Officials have stated that 15 people died in Georgia. In response to the deadly storm, Georgia Governor Nathan Deal declared a state of emergency in seven counties: Atkinson, Berrien, Brooks, Colquitt, Cook, Lowndes, and Thomas. According to Catherine Howden, spokeswoman for Georgia's Emergency Management Agency, there had been reports of up to 20 tornadoes.

Mississippi's emergency agency says it is currently dealing with extensive damage. In addition to the deaths of at least four people, down power lines and debris line the streets of the Magnolia State. Governor Phil Bryant has also declared a state of emergency in Mississippi.

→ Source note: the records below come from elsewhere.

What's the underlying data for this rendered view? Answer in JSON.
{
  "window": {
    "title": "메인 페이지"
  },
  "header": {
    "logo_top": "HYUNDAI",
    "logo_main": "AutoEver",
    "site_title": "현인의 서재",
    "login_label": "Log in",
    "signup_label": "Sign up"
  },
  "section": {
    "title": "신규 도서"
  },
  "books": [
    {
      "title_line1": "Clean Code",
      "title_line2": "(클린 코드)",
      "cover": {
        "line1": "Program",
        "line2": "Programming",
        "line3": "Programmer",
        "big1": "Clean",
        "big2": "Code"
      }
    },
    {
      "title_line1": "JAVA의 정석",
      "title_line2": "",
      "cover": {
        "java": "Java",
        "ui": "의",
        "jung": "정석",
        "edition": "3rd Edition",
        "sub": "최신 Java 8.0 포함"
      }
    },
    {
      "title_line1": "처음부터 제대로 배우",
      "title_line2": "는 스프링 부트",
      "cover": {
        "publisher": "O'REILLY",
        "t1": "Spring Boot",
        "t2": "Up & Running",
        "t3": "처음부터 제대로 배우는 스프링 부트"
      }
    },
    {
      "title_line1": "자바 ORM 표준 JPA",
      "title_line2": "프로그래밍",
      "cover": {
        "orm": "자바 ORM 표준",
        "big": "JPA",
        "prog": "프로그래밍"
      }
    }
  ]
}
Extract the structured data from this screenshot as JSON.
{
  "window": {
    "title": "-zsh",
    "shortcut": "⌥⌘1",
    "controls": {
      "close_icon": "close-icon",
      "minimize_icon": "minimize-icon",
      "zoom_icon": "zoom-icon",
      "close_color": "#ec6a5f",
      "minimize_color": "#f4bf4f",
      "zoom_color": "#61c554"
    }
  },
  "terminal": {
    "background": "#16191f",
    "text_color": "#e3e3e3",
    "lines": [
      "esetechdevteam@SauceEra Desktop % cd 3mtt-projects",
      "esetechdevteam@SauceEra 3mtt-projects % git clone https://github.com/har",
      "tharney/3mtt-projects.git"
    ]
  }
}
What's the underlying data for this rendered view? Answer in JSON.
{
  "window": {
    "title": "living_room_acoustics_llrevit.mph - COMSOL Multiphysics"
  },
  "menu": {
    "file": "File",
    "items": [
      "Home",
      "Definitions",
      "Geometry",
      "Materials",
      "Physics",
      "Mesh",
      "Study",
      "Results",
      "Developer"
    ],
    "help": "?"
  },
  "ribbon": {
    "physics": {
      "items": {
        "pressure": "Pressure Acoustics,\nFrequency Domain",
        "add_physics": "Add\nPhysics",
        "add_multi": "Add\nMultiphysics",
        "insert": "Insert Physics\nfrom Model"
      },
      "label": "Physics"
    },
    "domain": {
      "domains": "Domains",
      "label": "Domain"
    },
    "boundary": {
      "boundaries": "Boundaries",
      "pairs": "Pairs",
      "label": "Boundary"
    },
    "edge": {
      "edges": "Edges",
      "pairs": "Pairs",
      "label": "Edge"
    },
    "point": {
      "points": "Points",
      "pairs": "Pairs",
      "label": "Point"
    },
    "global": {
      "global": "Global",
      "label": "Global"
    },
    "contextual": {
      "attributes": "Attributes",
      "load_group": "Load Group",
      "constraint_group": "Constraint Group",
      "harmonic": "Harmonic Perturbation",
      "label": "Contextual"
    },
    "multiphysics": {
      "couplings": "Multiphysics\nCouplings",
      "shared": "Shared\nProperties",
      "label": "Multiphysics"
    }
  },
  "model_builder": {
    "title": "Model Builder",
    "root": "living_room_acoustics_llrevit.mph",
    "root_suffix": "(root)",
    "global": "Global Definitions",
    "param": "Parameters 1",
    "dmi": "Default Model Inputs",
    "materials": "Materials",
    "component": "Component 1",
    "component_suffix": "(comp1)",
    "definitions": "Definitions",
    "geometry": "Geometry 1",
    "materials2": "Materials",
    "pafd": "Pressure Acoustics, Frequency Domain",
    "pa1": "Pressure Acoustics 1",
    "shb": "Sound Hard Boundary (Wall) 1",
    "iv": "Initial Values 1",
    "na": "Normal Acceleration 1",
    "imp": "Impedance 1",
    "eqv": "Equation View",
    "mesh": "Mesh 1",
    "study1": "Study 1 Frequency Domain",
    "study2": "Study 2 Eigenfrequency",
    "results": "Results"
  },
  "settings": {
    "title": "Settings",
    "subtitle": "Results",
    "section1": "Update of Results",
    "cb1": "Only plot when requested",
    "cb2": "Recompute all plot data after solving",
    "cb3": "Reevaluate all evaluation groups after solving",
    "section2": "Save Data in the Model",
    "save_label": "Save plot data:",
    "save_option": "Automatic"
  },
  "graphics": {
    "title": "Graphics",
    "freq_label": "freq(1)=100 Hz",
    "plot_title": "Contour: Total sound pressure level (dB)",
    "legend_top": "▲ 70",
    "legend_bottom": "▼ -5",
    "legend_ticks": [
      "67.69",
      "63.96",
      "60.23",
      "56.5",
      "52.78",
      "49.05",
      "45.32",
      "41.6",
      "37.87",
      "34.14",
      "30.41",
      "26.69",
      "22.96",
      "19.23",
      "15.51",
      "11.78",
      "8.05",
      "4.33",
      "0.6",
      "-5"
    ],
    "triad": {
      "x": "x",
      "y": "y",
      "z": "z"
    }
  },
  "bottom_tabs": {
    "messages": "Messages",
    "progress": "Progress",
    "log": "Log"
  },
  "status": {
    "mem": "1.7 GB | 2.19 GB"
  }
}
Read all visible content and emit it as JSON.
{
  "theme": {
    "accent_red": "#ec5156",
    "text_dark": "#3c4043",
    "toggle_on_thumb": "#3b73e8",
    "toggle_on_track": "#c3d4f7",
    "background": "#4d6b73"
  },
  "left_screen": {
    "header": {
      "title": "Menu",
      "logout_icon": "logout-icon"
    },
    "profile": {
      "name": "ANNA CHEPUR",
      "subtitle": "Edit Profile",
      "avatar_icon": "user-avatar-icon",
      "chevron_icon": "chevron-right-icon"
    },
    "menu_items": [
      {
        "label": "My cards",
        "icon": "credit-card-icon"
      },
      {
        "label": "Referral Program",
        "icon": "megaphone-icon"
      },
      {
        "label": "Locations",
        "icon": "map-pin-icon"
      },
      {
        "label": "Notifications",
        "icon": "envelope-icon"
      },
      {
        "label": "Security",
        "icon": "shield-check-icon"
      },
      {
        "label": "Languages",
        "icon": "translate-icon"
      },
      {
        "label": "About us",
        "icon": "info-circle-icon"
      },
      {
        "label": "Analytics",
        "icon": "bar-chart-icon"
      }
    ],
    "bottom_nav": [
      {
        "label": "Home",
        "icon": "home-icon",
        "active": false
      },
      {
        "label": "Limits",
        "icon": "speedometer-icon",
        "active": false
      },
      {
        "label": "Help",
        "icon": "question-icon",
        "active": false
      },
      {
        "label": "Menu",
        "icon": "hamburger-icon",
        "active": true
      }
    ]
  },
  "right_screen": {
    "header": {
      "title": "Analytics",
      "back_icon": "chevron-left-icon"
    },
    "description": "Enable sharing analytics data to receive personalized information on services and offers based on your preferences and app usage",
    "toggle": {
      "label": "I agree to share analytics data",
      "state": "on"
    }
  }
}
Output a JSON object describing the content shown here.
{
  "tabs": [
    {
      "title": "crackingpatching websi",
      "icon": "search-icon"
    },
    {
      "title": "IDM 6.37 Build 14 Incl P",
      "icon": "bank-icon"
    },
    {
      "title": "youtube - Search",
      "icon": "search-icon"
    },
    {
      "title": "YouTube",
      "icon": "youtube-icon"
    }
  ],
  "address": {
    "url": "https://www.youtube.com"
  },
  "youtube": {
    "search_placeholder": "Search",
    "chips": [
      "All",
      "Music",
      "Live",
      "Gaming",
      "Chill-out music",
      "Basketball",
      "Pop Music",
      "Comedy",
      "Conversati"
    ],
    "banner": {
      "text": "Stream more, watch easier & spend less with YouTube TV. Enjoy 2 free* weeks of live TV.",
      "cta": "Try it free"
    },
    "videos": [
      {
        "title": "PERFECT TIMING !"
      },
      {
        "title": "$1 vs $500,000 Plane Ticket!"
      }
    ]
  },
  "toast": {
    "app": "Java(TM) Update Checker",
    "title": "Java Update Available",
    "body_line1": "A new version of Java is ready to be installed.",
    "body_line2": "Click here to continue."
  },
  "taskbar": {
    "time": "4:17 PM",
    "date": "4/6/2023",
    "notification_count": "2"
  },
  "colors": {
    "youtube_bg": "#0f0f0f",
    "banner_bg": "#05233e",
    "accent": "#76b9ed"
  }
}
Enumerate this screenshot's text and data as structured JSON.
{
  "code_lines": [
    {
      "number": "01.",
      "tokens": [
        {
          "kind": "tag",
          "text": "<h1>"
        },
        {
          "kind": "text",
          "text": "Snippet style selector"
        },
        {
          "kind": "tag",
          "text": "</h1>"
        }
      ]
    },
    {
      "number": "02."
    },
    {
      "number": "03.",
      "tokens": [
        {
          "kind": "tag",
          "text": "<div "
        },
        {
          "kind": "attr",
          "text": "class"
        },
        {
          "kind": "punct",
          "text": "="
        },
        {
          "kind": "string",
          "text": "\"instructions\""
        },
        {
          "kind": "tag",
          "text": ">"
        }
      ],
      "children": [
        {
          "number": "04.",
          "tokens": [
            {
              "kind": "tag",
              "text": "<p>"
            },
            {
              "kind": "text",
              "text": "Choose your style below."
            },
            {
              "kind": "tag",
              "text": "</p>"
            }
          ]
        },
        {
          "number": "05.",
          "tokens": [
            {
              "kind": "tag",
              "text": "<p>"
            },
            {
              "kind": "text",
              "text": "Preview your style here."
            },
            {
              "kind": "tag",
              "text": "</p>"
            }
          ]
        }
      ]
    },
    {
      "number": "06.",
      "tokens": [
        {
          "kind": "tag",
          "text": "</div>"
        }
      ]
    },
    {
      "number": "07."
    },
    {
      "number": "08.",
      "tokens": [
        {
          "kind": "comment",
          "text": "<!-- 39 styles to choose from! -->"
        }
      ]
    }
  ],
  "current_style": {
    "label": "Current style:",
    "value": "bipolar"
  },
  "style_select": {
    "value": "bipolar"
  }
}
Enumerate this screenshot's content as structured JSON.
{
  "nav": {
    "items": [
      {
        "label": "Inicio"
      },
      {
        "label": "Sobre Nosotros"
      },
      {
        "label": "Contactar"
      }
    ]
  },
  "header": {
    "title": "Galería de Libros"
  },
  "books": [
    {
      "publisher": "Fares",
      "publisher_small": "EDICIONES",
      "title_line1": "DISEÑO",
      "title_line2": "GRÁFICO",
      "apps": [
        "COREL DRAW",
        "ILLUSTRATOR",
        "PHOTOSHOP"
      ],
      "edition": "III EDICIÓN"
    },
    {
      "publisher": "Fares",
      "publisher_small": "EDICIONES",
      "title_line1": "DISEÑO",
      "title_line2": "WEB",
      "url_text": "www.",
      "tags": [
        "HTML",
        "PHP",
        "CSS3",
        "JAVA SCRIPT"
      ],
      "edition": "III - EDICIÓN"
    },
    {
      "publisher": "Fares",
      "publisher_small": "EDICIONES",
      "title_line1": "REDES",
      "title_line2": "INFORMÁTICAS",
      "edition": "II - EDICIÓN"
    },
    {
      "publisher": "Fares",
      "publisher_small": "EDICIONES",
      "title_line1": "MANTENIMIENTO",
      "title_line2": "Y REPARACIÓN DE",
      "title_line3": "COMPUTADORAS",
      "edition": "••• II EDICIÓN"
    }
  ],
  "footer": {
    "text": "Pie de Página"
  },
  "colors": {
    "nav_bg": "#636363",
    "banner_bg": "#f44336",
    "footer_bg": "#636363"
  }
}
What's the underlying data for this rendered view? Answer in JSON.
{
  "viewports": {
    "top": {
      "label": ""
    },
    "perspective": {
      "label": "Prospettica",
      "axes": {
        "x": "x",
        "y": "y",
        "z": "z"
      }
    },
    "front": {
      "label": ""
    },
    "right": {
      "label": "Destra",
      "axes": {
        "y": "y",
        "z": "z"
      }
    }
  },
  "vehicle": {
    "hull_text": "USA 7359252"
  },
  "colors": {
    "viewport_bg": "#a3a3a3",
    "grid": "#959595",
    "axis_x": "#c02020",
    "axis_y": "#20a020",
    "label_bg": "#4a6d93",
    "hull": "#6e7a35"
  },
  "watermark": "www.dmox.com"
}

Alabama, Louisiana, South Carolina, Florida and Texas were also impacted by the storm. Bill Bunting, chief of Forecast Operations for National Weather Service’s Storm Prediction Center, discusses the severity this storm posed, how people could better prepare themselves for future violent weather episodes, and what response the state and national government will have to help those impacted.